If a personal or place name begins with one of these letters, they will be alphabetized totally after "Z" in any indexes or alphabetical listings using the Swedish alphabet. If one of the above letters is used within a personal or place name listing, it could affect the alphabetical filing order up to three spaces over. For example:
The above letters' placement in a personal or place name also affects the pronunciation of what is said and consequently, what is heard.
A good case in point follows: A patron wrote saying their ancestor came from, "Shaista, Jonskoping lane, South Smoland, Sweden. Neither their "Google" search, nor a Swedish place name search brought satisfaction.
Given the pronunciation of the above letters, and after rolling the names around on the tongue for a while, the places turn out to be the following:
Skärstad, Jönköping län, South Småland, Sweden. The "Skär-" would be pronounced as "share-" or could also be heard as "shire. The-sta is"stad" with a very soft and/or dropped off "d." Roll those sounds around on your tongue, and you can easily see how the family and/or the American record keeper heard what they did.
The "-kö-" in "Jönköping is pronounced with a "sshh" sound. Again, rolling that around on the tongue easily comes up with the family spelling.
Län could sound like "Len" with a little uplift at the end for the "lane" sound.
As indicated, the å (or two "a's" together)is pronounced with a long "o" sound, so "Smoland" is perfect for the phonics listed.
To help you learn a little more about the sounds, go online and find a Swedish/English dictionary, with pronounciation marks. And, always, always roll names of people and places around on your tongue and see what you come up with. Many times, you'll get it right!
Watch Those Dates!
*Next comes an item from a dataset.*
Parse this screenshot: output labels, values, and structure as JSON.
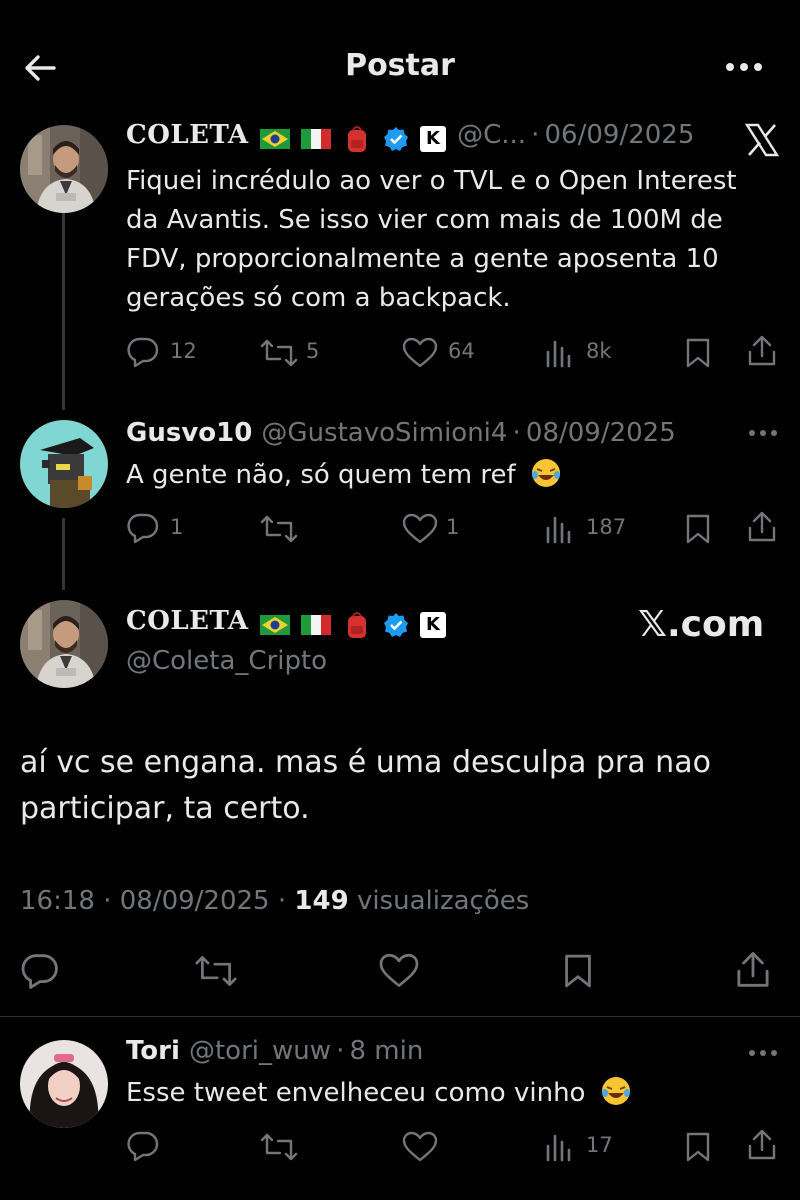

Europeans write dates as day/month/year in the time period your Swedish ancestor's records were created. For example, a date listed as 5/10 1820, would be the 5th of October, 1820. Get in the habit in all your Swedish and other European country genealogical research, of writing dates with the number of the day, then the 3-4 letter abbreviation for the month, then the full year. If you do not do this, and are abstracting or extracting information from the records, you will at some point in time transpose the dates. You WILL send yourself off on an incorrect research path as a result. The names are so common in Sweden you could possibly find someone with your transposed date even in the same parish, and take off researching a whole new line of ancestry - just not yours!